However, unlike PTH, PTHrP does not increase 1,25 vitamin D levels, so enhanced reabsorption of intestinal calcium and phosphorus does not occur.
What does parathyroid hormone do to phosphate?
Parathyroid hormone decreases phosphate reabsorption at the proximal convoluted tubule. Phosphate ions in the serum form salts with calcium that are insoluble, resulting in a decreased plasma calcium.
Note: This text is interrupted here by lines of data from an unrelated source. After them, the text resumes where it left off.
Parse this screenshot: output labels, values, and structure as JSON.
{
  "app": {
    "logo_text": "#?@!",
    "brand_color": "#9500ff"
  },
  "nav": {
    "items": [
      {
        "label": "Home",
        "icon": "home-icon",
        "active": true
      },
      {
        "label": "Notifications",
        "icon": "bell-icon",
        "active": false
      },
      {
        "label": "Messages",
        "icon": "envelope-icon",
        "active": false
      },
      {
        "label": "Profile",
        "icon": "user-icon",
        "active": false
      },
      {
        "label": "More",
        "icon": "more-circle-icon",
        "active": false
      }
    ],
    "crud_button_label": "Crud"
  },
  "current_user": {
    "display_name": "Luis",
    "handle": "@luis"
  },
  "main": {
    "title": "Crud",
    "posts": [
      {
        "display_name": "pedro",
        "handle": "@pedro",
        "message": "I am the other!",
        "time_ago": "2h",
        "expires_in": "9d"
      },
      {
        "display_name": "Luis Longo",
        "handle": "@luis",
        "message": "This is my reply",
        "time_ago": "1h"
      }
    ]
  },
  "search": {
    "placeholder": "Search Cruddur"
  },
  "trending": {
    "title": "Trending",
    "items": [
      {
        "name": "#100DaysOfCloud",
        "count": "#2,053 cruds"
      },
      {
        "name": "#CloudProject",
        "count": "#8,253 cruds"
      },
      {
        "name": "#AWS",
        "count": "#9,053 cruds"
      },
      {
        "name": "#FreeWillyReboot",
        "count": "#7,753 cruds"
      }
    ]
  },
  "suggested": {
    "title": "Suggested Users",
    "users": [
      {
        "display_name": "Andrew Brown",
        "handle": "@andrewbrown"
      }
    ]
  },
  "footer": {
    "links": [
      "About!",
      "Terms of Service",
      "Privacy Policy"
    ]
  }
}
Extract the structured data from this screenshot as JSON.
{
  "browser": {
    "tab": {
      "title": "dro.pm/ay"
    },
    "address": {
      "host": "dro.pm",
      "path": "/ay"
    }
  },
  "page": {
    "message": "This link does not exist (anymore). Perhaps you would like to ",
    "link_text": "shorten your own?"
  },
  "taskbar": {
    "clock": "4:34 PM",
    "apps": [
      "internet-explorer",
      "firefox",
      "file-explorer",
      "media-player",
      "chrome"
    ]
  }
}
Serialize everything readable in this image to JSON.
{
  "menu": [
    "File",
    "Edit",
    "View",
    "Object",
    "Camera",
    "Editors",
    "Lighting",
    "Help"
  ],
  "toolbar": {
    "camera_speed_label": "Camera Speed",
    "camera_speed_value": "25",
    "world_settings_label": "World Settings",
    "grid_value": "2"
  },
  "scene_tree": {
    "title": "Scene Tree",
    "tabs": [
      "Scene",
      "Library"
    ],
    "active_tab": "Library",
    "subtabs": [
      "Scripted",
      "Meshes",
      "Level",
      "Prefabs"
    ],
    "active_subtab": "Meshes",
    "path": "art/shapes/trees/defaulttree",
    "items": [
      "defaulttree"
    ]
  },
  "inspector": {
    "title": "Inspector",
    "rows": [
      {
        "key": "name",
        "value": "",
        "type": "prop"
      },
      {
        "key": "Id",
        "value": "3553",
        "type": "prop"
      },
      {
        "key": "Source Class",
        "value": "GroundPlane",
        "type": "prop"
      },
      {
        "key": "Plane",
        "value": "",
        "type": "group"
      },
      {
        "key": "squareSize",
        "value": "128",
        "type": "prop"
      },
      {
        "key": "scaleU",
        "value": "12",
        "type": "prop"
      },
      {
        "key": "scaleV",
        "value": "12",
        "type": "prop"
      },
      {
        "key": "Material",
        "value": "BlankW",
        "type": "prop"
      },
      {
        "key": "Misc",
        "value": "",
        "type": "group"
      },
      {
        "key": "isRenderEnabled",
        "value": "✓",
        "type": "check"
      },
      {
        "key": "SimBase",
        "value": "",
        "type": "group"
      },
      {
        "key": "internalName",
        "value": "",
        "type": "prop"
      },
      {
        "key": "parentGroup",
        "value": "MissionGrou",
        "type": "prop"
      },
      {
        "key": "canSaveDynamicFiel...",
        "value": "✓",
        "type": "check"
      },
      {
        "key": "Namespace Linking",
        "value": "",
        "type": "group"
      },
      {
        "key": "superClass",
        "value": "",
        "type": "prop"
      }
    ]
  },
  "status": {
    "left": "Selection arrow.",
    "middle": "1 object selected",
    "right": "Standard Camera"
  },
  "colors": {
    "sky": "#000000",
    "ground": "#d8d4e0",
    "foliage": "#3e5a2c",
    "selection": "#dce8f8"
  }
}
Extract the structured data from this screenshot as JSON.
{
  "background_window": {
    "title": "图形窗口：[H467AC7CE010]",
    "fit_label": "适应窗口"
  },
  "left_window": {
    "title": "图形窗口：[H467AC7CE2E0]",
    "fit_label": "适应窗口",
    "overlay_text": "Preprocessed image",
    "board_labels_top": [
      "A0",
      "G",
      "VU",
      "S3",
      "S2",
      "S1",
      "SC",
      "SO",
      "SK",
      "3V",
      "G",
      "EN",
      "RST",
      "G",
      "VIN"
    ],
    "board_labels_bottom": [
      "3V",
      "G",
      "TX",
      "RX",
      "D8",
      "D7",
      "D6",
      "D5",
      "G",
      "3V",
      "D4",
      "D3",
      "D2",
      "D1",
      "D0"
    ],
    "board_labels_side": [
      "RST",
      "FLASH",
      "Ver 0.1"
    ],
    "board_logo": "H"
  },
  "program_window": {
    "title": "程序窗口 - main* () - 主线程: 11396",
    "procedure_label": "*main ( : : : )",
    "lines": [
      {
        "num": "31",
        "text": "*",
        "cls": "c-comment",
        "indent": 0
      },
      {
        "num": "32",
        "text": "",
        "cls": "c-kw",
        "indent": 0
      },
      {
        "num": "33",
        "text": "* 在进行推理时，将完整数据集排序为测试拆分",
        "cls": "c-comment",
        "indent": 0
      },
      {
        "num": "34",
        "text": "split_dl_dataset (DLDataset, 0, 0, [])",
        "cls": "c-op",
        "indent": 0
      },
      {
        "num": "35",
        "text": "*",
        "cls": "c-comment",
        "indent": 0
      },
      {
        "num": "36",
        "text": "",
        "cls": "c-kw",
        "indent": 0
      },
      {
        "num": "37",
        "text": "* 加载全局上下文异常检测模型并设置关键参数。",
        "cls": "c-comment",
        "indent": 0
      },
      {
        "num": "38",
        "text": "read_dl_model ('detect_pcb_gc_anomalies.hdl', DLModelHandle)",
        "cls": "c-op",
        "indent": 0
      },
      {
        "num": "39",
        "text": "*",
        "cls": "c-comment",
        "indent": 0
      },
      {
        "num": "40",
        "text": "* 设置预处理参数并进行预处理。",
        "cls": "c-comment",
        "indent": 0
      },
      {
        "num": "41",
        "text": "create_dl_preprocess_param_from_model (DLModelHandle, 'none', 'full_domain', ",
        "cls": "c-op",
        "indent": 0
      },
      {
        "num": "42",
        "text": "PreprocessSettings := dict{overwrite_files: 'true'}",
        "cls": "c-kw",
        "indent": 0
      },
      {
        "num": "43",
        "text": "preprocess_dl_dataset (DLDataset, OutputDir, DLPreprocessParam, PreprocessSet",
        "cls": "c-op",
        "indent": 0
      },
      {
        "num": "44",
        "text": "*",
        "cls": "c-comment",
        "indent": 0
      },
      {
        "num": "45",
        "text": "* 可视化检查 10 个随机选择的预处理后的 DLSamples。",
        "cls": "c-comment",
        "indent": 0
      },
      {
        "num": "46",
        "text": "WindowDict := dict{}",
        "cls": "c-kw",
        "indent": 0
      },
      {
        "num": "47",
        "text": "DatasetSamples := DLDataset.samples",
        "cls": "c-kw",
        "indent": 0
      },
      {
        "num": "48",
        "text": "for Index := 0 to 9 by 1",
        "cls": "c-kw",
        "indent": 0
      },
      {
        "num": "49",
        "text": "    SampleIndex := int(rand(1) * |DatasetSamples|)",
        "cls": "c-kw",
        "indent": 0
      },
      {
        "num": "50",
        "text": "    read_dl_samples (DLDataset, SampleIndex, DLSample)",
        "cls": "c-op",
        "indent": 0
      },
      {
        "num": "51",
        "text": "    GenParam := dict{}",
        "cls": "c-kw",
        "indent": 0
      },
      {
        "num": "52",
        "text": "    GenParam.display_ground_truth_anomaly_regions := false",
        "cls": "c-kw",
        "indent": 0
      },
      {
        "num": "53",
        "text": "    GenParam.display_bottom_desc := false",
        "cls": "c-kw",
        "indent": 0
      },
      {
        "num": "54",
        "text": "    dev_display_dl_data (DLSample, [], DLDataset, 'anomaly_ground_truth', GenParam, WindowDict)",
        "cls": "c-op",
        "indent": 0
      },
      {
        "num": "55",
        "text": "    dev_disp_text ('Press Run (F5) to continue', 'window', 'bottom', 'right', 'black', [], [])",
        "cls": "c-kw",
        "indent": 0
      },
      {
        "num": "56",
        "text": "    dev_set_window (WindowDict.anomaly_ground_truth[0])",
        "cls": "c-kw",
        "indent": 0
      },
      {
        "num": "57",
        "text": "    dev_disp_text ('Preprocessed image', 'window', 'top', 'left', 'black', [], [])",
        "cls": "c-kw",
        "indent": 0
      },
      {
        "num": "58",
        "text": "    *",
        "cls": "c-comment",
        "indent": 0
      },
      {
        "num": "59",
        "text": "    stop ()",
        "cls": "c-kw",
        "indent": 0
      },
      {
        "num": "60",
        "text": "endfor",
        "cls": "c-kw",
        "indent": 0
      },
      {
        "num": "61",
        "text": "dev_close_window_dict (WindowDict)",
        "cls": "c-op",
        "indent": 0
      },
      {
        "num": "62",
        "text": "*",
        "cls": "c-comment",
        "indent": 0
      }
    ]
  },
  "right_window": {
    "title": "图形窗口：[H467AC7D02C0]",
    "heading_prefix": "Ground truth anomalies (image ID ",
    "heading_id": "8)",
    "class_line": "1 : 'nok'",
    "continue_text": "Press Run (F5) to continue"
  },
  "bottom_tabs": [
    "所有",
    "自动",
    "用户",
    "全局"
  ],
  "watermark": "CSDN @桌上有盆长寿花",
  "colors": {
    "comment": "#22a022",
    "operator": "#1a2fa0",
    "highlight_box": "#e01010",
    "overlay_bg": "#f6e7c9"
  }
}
The reduction of phosphate ions, therefore, results in more ionized calcium in the blood.
What receptor does calcitonin bind to?
The calcitonin receptor (CT) is a G protein-coupled receptor that binds the peptide hormone calcitonin and is involved in maintenance of calcium homeostasis, particularly with respect to bone formation and metabolism.
What happens in the kidney cells when the parathyroid hormone binds to its receptors?
In kidney, PTH stimulates calcium reabsorption in the distal tubule by activating specific ion channels, such as TRPV5 [3, 4*], and increases phosphate excretion in the proximal tubule mainly by regulating sodium-coupled cotransporters via both PKA and PKC-dependent pathways.
What is not a function of parathyroid hormone?
Although the parathyroid glands are intimately related to the thyroid gland anatomically, they have no related function. The thyroid gland regulates the body’s metabolism and has no effect on calcium levels while parathyroid glands regulate calcium levels and have no effect on metabolism.
What is a high PTHrP level?
Thus, patients with elevated PTHrP tend to have severe hypercalcemia, often greater than 12 mg/dL. Patients with PTHrP-mediated hypercalcemia also typically have suppressed PTH levels, and the patient above is no exception.
Why are calcium and phosphorus inversely related?
Calcium has an inverse relationship to phosphorus. This means that as levels of phosphorus in the blood rise, levels of calcium in the blood fall because phosphorus binds to calcium reducing the available free calcium in the blood.
What is the role of parathyroid hormone in calcium metabolism?
Parathyroid hormone regulates calcium levels in the blood, largely by increasing the levels when they are too low. It does this through its actions on the kidneys, bones and intestine: Bones – parathyroid hormone stimulates the release of calcium from large calcium stores in the bones into the bloodstream.
Where is calcitonin receptor?
Calcitonin receptors have been described in many tissues throughout the body. The osteoclast is the primary target of calcitonin, but receptors also are present in the kidney, osteocytes, brain, testes, placenta, and lung .
How does a calcitonin gene-related peptide receptor antagonist work?
Calcitonin gene-related peptide (CGRP) receptor antagonists are drugs used for preventing episodic migraines. CGRP is a protein that is released around the brain. When released in excess, CGRP causes intense inflammation in the coverings of the brain (meninges).